Brief> Copy, from the entries below, each line in which the string "chips" appears.

Extracted records>
===============

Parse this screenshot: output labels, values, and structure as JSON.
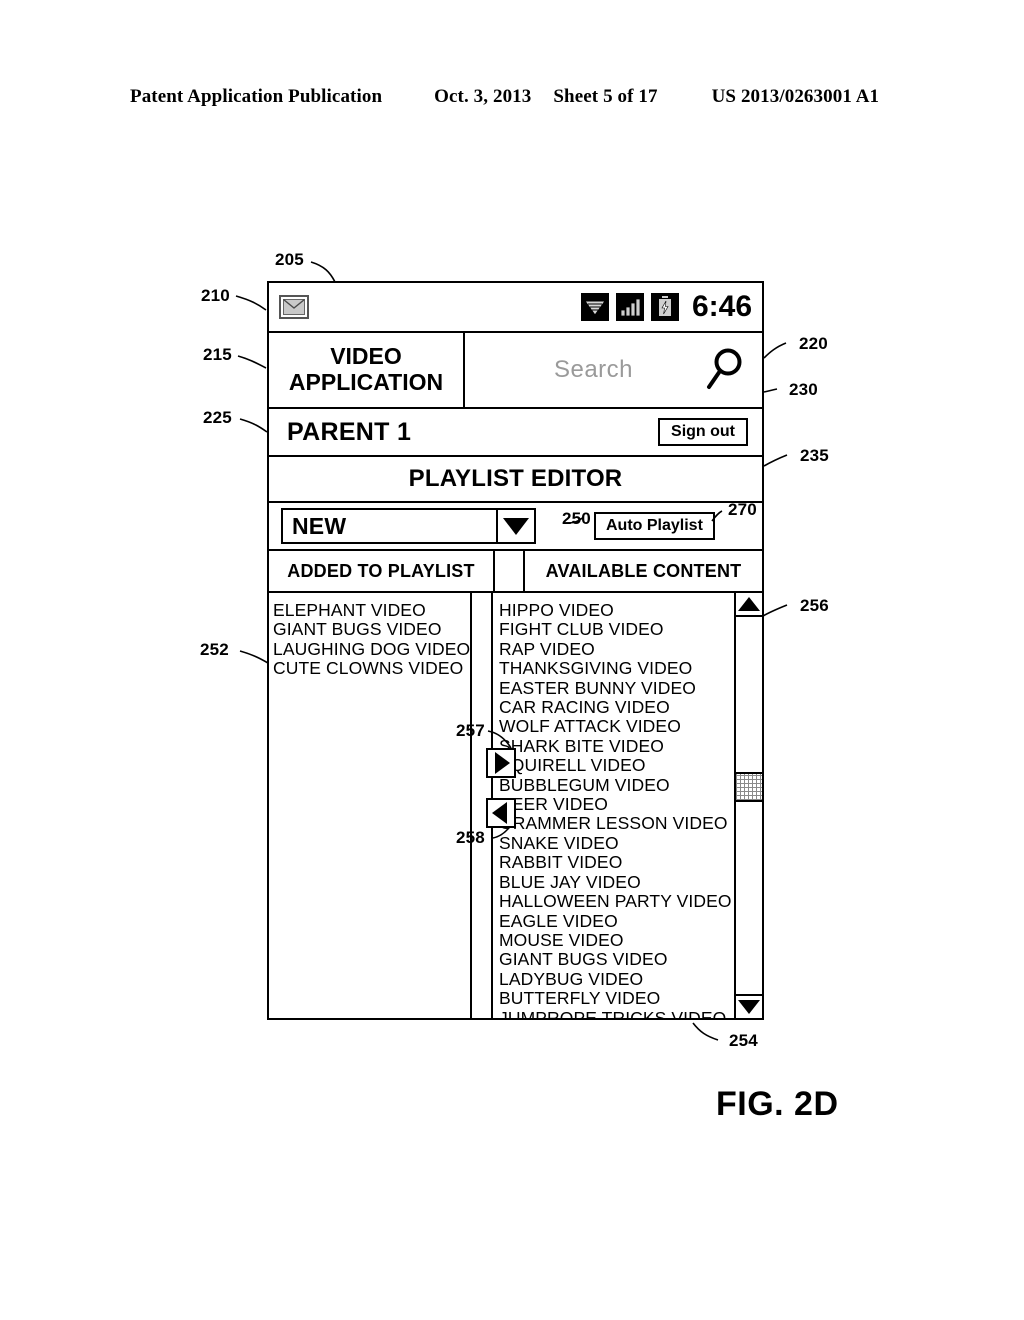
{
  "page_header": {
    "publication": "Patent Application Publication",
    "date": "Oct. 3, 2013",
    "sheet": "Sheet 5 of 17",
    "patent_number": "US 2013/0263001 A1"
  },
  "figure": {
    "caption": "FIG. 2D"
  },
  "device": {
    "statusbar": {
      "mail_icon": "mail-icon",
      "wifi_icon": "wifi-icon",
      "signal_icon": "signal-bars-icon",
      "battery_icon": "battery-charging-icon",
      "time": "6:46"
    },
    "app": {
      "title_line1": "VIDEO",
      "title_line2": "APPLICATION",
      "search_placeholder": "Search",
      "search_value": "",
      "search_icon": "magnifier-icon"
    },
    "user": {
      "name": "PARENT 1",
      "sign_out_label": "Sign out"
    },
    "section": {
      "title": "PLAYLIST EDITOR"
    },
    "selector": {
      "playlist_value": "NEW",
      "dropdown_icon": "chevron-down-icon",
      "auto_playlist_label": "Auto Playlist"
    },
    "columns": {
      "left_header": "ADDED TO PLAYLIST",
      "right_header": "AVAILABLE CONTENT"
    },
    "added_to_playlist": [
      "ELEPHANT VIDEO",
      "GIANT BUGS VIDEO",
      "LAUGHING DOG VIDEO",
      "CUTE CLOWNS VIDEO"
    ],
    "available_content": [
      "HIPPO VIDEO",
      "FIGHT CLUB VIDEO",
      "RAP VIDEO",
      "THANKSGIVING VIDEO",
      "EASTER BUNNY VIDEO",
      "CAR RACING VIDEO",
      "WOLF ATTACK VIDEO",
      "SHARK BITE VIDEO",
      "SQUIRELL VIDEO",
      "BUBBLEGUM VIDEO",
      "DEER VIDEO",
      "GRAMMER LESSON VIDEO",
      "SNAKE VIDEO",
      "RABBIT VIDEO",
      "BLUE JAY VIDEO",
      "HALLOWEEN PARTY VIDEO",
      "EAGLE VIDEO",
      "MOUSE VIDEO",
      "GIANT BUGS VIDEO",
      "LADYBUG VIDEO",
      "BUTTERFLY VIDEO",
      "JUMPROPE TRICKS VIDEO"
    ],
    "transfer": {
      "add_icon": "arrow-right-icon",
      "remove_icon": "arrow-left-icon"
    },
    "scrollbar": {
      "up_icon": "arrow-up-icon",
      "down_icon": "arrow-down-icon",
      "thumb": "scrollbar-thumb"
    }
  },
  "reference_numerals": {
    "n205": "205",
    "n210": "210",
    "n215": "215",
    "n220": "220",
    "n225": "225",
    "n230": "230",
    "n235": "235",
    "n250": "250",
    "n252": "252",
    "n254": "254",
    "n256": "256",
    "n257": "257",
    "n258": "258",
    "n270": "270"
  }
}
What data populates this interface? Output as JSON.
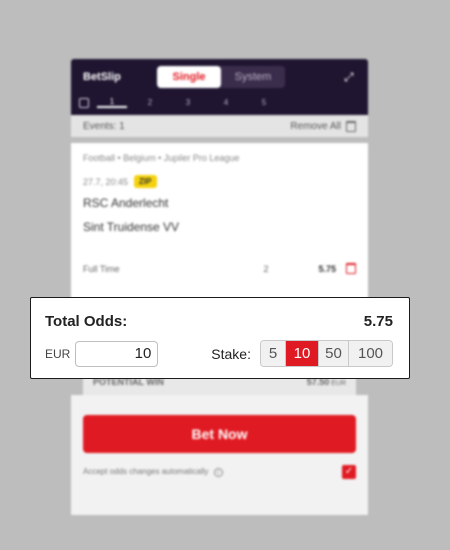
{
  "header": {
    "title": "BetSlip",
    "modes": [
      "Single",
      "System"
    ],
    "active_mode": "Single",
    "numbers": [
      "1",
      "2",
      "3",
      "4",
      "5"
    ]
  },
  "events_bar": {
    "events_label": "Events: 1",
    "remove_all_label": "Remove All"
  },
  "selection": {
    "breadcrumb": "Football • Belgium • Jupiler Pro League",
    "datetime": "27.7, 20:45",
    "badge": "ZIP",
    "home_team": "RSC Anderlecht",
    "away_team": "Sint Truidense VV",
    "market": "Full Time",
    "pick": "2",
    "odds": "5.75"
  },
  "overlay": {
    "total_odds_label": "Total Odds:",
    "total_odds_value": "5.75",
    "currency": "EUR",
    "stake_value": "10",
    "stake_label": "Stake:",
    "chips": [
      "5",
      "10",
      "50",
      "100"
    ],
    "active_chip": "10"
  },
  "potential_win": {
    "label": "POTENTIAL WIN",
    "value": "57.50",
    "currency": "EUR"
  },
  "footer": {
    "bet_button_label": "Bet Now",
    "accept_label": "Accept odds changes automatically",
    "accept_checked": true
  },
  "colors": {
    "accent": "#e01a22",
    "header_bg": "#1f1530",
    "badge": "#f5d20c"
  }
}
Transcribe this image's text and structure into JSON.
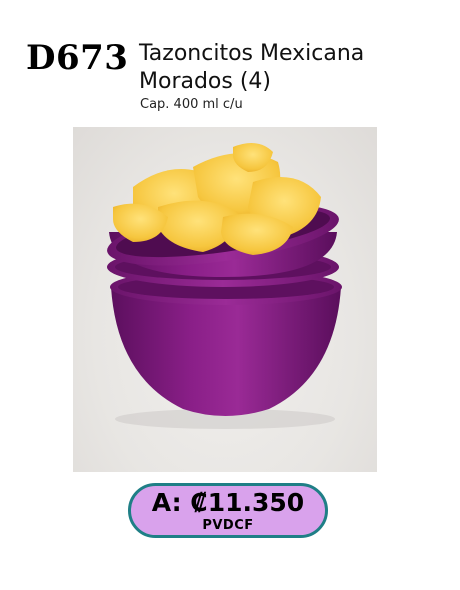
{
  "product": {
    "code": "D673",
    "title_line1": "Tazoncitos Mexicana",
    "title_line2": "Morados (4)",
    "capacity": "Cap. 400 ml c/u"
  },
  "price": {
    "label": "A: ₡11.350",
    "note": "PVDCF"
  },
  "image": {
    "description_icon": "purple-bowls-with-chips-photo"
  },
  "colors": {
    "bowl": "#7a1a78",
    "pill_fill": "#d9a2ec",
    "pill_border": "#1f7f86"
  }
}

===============

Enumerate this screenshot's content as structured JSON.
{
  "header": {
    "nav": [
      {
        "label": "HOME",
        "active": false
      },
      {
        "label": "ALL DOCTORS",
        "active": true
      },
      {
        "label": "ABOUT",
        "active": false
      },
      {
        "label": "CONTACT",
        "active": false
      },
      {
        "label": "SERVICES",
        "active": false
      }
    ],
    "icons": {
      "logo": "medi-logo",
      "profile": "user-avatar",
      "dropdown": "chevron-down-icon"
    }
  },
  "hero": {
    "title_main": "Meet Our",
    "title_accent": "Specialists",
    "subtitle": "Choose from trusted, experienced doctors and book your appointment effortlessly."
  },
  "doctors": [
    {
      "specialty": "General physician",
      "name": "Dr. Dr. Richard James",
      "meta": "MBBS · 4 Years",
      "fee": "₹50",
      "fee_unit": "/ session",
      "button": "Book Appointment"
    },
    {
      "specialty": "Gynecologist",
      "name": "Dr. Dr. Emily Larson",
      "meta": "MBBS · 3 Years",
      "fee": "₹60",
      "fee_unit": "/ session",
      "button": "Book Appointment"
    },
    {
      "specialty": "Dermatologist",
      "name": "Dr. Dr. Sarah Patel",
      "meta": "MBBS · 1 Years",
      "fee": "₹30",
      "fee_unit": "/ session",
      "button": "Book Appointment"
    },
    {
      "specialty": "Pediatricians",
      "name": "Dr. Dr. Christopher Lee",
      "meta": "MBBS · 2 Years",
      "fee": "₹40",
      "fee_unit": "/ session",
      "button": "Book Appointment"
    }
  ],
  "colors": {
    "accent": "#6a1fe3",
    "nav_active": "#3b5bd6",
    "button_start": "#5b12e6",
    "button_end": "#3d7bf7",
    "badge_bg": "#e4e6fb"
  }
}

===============

Response to this task>
    "chips": [
    "description_icon": "purple-bowls-with-chips-photo"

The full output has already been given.